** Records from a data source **
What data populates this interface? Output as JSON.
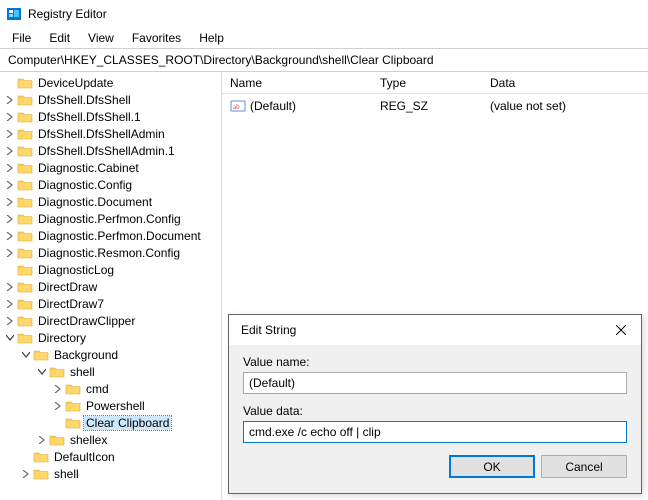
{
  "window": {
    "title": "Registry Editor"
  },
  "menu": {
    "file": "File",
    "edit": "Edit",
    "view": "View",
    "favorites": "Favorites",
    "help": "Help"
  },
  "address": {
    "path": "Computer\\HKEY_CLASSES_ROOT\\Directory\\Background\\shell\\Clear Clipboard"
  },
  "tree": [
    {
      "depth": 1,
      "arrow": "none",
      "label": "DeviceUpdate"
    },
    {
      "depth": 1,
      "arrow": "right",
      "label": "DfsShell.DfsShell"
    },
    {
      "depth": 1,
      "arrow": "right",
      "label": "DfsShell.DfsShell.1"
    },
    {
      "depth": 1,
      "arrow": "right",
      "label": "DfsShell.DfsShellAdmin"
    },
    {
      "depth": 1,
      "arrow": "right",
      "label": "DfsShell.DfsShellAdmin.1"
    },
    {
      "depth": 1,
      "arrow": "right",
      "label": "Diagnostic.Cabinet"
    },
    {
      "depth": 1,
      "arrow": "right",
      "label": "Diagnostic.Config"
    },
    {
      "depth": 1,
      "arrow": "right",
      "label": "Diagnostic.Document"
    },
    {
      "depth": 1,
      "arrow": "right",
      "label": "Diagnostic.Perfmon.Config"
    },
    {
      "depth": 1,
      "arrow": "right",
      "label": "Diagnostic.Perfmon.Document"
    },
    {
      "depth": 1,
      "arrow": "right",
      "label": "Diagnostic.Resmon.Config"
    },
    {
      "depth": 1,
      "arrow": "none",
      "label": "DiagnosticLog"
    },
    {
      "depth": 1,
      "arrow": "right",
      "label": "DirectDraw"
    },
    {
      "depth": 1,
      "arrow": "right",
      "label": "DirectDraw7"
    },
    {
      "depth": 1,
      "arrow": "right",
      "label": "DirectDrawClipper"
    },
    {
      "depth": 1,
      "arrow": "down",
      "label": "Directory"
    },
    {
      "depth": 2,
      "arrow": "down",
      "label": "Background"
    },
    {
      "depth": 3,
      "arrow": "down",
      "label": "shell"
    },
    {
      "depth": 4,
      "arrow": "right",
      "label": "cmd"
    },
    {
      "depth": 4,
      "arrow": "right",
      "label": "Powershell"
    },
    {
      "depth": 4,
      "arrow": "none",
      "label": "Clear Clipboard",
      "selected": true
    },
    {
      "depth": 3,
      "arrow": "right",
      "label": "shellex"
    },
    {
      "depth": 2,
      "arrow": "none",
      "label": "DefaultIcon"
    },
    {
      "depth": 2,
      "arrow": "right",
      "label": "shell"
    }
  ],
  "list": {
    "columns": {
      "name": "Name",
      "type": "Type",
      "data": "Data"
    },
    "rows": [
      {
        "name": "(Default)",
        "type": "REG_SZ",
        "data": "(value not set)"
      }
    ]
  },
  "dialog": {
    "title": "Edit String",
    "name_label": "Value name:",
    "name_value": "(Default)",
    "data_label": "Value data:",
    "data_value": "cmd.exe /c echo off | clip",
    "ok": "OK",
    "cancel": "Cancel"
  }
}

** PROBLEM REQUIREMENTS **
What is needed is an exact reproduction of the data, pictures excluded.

** ANSWER BOX **
What data populates this interface? Output as JSON.
{
  "window": {
    "title": "Registry Editor"
  },
  "menu": {
    "file": "File",
    "edit": "Edit",
    "view": "View",
    "favorites": "Favorites",
    "help": "Help"
  },
  "address": {
    "path": "Computer\\HKEY_CLASSES_ROOT\\Directory\\Background\\shell\\Clear Clipboard"
  },
  "tree": [
    {
      "depth": 1,
      "arrow": "none",
      "label": "DeviceUpdate"
    },
    {
      "depth": 1,
      "arrow": "right",
      "label": "DfsShell.DfsShell"
    },
    {
      "depth": 1,
      "arrow": "right",
      "label": "DfsShell.DfsShell.1"
    },
    {
      "depth": 1,
      "arrow": "right",
      "label": "DfsShell.DfsShellAdmin"
    },
    {
      "depth": 1,
      "arrow": "right",
      "label": "DfsShell.DfsShellAdmin.1"
    },
    {
      "depth": 1,
      "arrow": "right",
      "label": "Diagnostic.Cabinet"
    },
    {
      "depth": 1,
      "arrow": "right",
      "label": "Diagnostic.Config"
    },
    {
      "depth": 1,
      "arrow": "right",
      "label": "Diagnostic.Document"
    },
    {
      "depth": 1,
      "arrow": "right",
      "label": "Diagnostic.Perfmon.Config"
    },
    {
      "depth": 1,
      "arrow": "right",
      "label": "Diagnostic.Perfmon.Document"
    },
    {
      "depth": 1,
      "arrow": "right",
      "label": "Diagnostic.Resmon.Config"
    },
    {
      "depth": 1,
      "arrow": "none",
      "label": "DiagnosticLog"
    },
    {
      "depth": 1,
      "arrow": "right",
      "label": "DirectDraw"
    },
    {
      "depth": 1,
      "arrow": "right",
      "label": "DirectDraw7"
    },
    {
      "depth": 1,
      "arrow": "right",
      "label": "DirectDrawClipper"
    },
    {
      "depth": 1,
      "arrow": "down",
      "label": "Directory"
    },
    {
      "depth": 2,
      "arrow": "down",
      "label": "Background"
    },
    {
      "depth": 3,
      "arrow": "down",
      "label": "shell"
    },
    {
      "depth": 4,
      "arrow": "right",
      "label": "cmd"
    },
    {
      "depth": 4,
      "arrow": "right",
      "label": "Powershell"
    },
    {
      "depth": 4,
      "arrow": "none",
      "label": "Clear Clipboard",
      "selected": true
    },
    {
      "depth": 3,
      "arrow": "right",
      "label": "shellex"
    },
    {
      "depth": 2,
      "arrow": "none",
      "label": "DefaultIcon"
    },
    {
      "depth": 2,
      "arrow": "right",
      "label": "shell"
    }
  ],
  "list": {
    "columns": {
      "name": "Name",
      "type": "Type",
      "data": "Data"
    },
    "rows": [
      {
        "name": "(Default)",
        "type": "REG_SZ",
        "data": "(value not set)"
      }
    ]
  },
  "dialog": {
    "title": "Edit String",
    "name_label": "Value name:",
    "name_value": "(Default)",
    "data_label": "Value data:",
    "data_value": "cmd.exe /c echo off | clip",
    "ok": "OK",
    "cancel": "Cancel"
  }
}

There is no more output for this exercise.